#### PROBLEM REQUIREMENTS:
Copy every line from the records that holds the word "este".

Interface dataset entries
======

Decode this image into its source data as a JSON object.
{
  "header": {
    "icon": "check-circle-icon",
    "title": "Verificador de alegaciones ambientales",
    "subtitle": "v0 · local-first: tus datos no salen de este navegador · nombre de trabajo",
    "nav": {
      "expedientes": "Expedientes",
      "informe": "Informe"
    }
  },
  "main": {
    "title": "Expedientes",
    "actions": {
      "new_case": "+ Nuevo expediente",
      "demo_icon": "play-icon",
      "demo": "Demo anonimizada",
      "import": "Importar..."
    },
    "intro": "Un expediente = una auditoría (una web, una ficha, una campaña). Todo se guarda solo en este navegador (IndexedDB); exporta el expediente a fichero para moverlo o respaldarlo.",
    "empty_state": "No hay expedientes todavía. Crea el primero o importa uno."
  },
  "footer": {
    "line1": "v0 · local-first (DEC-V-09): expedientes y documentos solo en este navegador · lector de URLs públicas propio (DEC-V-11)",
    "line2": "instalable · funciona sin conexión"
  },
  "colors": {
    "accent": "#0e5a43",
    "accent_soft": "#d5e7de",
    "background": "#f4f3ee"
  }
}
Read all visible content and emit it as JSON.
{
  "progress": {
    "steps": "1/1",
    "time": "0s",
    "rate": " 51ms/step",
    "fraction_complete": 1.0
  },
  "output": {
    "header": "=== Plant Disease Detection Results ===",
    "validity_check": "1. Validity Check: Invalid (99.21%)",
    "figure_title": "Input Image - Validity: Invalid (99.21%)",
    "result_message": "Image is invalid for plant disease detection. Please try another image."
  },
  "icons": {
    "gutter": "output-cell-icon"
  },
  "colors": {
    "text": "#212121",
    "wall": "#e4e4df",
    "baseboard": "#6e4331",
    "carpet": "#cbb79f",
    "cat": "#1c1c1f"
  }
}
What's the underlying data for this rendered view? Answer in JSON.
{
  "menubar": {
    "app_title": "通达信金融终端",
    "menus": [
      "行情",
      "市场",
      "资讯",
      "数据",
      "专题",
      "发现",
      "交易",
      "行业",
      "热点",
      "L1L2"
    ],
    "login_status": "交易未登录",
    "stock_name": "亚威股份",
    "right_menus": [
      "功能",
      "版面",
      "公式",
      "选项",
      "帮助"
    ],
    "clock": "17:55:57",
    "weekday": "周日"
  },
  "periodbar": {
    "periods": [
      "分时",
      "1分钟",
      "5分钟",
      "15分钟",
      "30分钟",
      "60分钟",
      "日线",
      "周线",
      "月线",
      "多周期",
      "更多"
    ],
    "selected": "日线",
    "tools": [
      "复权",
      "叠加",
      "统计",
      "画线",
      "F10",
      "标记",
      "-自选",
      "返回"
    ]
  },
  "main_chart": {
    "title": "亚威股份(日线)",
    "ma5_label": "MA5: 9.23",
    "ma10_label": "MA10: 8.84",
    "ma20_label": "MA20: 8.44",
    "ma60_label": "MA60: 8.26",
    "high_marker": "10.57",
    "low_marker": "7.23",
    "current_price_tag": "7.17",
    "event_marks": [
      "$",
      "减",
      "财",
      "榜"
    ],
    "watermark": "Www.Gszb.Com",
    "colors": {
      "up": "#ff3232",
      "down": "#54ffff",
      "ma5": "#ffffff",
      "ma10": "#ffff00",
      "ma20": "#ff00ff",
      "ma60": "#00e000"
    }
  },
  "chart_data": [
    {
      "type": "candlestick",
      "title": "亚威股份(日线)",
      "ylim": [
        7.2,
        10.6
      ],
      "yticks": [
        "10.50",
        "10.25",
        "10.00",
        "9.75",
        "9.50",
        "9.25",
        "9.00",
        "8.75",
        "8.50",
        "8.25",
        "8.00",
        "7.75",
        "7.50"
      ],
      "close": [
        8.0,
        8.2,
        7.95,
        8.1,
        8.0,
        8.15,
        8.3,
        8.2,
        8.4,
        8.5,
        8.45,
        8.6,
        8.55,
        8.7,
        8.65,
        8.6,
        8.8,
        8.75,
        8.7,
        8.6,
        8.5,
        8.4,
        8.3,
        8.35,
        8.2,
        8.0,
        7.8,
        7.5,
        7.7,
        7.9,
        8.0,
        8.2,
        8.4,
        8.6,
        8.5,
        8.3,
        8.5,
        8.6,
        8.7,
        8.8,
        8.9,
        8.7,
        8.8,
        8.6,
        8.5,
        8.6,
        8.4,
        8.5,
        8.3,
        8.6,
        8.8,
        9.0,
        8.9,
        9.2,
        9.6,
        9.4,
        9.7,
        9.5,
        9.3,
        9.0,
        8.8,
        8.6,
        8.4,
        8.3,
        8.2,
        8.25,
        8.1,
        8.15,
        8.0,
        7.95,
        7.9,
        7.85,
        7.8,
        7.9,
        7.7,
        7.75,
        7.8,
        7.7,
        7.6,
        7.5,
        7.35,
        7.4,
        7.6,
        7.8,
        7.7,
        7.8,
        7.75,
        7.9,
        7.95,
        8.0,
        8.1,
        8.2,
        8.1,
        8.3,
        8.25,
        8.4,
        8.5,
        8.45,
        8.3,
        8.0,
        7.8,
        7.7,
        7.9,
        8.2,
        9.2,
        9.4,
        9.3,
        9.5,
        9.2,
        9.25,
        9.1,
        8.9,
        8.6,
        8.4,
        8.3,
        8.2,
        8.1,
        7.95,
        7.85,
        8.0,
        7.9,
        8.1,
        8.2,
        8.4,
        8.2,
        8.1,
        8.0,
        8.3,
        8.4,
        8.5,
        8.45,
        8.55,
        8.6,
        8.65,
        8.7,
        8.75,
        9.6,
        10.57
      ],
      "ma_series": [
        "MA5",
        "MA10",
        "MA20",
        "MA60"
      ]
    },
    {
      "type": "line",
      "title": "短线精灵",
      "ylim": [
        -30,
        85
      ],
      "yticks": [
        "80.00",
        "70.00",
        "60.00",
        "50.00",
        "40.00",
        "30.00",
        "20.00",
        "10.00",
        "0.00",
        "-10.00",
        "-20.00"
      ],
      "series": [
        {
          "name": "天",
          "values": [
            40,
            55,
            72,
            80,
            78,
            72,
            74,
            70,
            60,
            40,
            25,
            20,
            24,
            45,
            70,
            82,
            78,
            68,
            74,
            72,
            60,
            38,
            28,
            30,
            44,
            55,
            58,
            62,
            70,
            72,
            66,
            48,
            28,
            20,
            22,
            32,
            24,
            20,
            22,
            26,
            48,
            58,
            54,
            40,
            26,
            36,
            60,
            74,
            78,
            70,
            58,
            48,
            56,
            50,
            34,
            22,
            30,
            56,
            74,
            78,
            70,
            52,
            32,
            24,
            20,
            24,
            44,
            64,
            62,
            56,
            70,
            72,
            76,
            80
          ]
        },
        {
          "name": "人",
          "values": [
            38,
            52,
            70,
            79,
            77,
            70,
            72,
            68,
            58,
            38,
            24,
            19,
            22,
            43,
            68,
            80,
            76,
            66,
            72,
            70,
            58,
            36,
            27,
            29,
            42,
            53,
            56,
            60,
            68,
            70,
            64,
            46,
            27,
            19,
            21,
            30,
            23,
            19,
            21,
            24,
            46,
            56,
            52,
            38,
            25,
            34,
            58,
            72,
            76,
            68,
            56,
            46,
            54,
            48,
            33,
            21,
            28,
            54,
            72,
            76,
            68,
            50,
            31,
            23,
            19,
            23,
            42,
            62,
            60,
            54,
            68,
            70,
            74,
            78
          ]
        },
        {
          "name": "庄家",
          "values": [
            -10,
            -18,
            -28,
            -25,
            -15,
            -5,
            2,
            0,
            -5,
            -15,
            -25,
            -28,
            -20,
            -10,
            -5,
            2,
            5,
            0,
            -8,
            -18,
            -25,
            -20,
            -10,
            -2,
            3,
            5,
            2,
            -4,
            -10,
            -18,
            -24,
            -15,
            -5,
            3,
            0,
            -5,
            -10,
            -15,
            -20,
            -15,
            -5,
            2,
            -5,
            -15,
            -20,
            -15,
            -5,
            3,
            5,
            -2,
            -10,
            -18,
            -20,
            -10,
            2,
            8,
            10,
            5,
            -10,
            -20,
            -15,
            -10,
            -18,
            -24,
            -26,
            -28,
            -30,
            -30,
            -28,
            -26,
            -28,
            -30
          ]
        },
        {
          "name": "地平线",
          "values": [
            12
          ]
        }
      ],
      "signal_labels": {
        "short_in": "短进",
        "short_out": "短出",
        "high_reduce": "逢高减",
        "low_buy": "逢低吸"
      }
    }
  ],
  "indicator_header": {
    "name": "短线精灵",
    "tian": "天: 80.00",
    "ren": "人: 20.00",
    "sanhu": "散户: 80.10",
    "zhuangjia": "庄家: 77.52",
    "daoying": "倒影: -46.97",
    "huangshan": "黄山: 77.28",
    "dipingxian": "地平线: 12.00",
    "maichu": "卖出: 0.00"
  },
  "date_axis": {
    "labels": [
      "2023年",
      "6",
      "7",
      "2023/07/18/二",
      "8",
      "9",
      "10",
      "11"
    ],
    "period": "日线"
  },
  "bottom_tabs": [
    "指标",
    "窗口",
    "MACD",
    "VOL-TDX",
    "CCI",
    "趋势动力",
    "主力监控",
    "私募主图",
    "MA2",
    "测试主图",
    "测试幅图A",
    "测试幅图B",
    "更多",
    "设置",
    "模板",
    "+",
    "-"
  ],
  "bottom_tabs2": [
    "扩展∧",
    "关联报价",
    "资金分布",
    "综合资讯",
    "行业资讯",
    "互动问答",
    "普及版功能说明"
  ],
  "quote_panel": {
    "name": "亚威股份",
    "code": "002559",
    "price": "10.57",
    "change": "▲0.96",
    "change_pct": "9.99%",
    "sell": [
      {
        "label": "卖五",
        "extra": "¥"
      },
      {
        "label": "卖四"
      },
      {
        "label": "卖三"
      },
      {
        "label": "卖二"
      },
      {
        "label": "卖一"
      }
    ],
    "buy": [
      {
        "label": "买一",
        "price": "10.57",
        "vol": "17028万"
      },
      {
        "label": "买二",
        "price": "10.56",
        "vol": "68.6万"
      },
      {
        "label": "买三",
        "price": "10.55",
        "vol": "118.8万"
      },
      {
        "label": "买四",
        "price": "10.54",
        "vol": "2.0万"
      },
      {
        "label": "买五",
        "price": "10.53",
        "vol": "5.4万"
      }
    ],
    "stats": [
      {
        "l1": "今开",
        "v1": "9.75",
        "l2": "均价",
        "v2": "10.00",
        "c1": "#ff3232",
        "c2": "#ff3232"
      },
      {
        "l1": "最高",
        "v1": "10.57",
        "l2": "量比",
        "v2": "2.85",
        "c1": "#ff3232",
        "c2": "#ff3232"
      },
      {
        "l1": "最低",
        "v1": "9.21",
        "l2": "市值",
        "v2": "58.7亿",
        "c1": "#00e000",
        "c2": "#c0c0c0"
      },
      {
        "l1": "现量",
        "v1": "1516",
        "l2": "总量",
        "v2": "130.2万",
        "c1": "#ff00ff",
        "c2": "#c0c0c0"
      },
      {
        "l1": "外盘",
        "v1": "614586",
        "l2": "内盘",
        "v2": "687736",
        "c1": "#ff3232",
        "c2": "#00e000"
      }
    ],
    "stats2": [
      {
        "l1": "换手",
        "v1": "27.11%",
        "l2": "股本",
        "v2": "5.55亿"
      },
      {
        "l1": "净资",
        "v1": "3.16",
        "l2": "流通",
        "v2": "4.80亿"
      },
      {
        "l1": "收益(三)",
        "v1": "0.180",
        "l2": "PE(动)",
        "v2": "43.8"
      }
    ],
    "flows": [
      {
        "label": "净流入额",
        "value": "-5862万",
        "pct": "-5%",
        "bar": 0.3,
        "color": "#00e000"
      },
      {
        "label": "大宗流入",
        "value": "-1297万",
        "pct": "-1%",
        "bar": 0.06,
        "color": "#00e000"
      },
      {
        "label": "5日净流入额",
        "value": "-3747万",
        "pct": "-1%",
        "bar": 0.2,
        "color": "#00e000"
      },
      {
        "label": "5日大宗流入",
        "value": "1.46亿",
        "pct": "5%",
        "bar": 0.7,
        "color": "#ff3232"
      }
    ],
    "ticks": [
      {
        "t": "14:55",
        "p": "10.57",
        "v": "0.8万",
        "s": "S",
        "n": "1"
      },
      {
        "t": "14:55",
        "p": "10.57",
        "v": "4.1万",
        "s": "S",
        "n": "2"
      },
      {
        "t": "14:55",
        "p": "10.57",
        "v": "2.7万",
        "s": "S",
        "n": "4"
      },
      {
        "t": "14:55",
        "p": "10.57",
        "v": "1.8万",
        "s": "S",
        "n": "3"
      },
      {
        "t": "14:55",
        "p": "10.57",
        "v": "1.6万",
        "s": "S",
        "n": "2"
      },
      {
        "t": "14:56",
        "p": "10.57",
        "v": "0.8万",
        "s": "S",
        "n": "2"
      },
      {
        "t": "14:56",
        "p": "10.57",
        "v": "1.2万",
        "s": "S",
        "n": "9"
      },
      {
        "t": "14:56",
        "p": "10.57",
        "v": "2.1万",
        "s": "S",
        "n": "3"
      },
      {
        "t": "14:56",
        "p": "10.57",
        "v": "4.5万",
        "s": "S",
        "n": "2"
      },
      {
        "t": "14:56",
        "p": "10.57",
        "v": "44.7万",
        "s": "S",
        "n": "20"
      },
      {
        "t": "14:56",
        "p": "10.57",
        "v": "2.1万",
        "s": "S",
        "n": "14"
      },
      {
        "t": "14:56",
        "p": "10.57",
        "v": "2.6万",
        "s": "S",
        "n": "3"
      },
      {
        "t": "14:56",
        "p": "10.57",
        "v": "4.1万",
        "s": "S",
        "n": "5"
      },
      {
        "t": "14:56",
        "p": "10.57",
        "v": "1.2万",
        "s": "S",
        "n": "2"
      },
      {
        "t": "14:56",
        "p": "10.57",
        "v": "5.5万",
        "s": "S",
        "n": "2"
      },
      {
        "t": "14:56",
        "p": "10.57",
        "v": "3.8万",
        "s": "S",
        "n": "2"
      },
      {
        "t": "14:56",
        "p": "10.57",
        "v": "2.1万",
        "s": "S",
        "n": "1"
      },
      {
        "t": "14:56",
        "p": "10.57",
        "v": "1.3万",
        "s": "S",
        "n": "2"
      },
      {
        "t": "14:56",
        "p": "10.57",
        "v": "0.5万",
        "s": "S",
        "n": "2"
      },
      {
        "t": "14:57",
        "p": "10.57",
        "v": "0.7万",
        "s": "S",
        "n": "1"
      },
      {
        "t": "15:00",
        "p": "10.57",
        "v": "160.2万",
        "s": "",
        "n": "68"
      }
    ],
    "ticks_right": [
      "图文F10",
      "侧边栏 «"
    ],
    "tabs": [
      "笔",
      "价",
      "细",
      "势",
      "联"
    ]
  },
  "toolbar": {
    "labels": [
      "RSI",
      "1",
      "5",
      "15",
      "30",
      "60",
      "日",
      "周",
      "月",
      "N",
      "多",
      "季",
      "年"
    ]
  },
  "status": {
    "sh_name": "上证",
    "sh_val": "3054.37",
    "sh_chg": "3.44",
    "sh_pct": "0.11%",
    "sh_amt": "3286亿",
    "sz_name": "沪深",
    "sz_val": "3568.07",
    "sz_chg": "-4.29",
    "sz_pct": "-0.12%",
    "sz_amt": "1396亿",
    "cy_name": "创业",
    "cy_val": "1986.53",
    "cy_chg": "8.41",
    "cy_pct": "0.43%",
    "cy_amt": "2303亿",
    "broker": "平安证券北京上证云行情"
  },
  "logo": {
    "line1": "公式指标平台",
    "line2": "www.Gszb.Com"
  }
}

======

#### RESPONSE TO THE TASK:
    "subtitle": "v0 · local-first: tus datos no salen de este navegador · nombre de trabajo",
    "intro": "Un expediente = una auditoría (una web, una ficha, una campaña). Todo se guarda solo en este navegador (IndexedDB); exporta el expediente a fichero para moverlo o respaldarlo.",
    "line1": "v0 · local-first (DEC-V-09): expedientes y documentos solo en este navegador · lector de URLs públicas propio (DEC-V-11)",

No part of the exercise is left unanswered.